EXERCISE INPUTS —
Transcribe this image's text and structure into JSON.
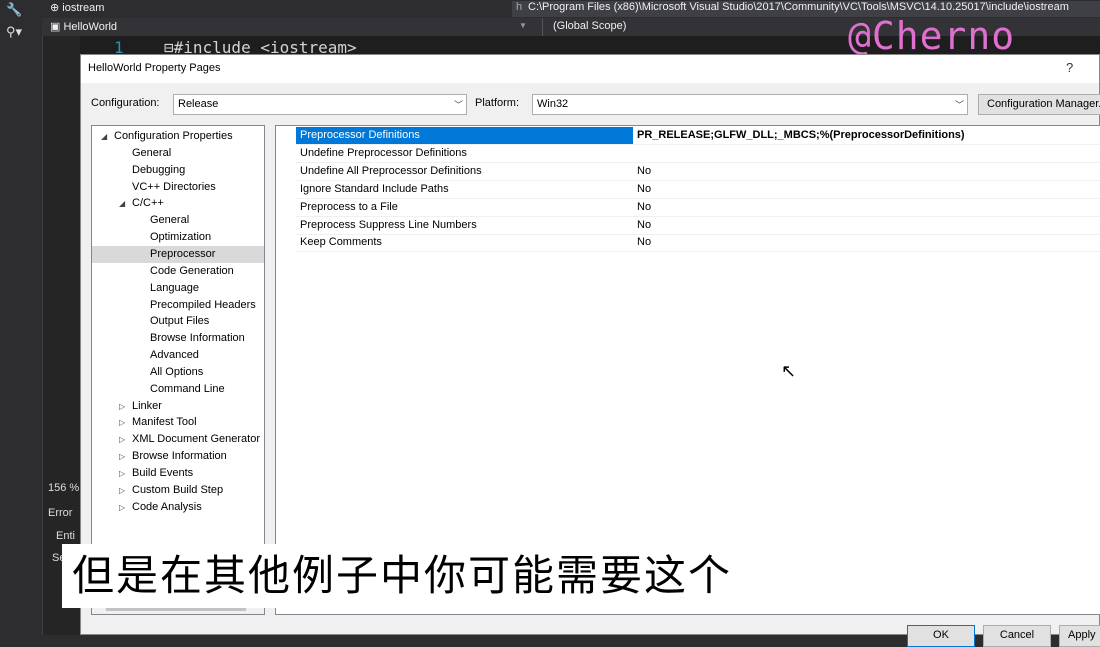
{
  "vs": {
    "tab_file": "iostream",
    "path": "C:\\Program Files (x86)\\Microsoft Visual Studio\\2017\\Community\\VC\\Tools\\MSVC\\14.10.25017\\include\\iostream",
    "path_prefix": "h",
    "nav_project": "HelloWorld",
    "nav_scope": "(Global Scope)",
    "line_number": "1",
    "code_line": "⊟#include <iostream>",
    "zoom": "156 %",
    "error_label": "Error",
    "entire_label": "Enti",
    "se_label": "Se"
  },
  "watermark": "@Cherno",
  "dialog": {
    "title": "HelloWorld Property Pages",
    "help": "?",
    "config_label": "Configuration:",
    "config_value": "Release",
    "platform_label": "Platform:",
    "platform_value": "Win32",
    "config_manager": "Configuration Manager...",
    "tree": [
      {
        "label": "Configuration Properties",
        "level": 0,
        "toggle": "◢"
      },
      {
        "label": "General",
        "level": 1,
        "toggle": ""
      },
      {
        "label": "Debugging",
        "level": 1,
        "toggle": ""
      },
      {
        "label": "VC++ Directories",
        "level": 1,
        "toggle": ""
      },
      {
        "label": "C/C++",
        "level": 1,
        "toggle": "◢"
      },
      {
        "label": "General",
        "level": 2,
        "toggle": ""
      },
      {
        "label": "Optimization",
        "level": 2,
        "toggle": ""
      },
      {
        "label": "Preprocessor",
        "level": 2,
        "toggle": "",
        "selected": true
      },
      {
        "label": "Code Generation",
        "level": 2,
        "toggle": ""
      },
      {
        "label": "Language",
        "level": 2,
        "toggle": ""
      },
      {
        "label": "Precompiled Headers",
        "level": 2,
        "toggle": ""
      },
      {
        "label": "Output Files",
        "level": 2,
        "toggle": ""
      },
      {
        "label": "Browse Information",
        "level": 2,
        "toggle": ""
      },
      {
        "label": "Advanced",
        "level": 2,
        "toggle": ""
      },
      {
        "label": "All Options",
        "level": 2,
        "toggle": ""
      },
      {
        "label": "Command Line",
        "level": 2,
        "toggle": ""
      },
      {
        "label": "Linker",
        "level": 1,
        "toggle": "▷"
      },
      {
        "label": "Manifest Tool",
        "level": 1,
        "toggle": "▷"
      },
      {
        "label": "XML Document Generator",
        "level": 1,
        "toggle": "▷"
      },
      {
        "label": "Browse Information",
        "level": 1,
        "toggle": "▷"
      },
      {
        "label": "Build Events",
        "level": 1,
        "toggle": "▷"
      },
      {
        "label": "Custom Build Step",
        "level": 1,
        "toggle": "▷"
      },
      {
        "label": "Code Analysis",
        "level": 1,
        "toggle": "▷"
      }
    ],
    "properties": [
      {
        "name": "Preprocessor Definitions",
        "value": "PR_RELEASE;GLFW_DLL;_MBCS;%(PreprocessorDefinitions)",
        "selected": true,
        "bold": true
      },
      {
        "name": "Undefine Preprocessor Definitions",
        "value": ""
      },
      {
        "name": "Undefine All Preprocessor Definitions",
        "value": "No"
      },
      {
        "name": "Ignore Standard Include Paths",
        "value": "No"
      },
      {
        "name": "Preprocess to a File",
        "value": "No"
      },
      {
        "name": "Preprocess Suppress Line Numbers",
        "value": "No"
      },
      {
        "name": "Keep Comments",
        "value": "No"
      }
    ],
    "ok": "OK",
    "cancel": "Cancel",
    "apply": "Apply"
  },
  "subtitle": "但是在其他例子中你可能需要这个"
}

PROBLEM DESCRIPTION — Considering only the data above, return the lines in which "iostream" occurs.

SOLVED EXERCISE —
    "tab_file": "iostream",
    "path": "C:\\Program Files (x86)\\Microsoft Visual Studio\\2017\\Community\\VC\\Tools\\MSVC\\14.10.25017\\include\\iostream",
    "code_line": "⊟#include <iostream>",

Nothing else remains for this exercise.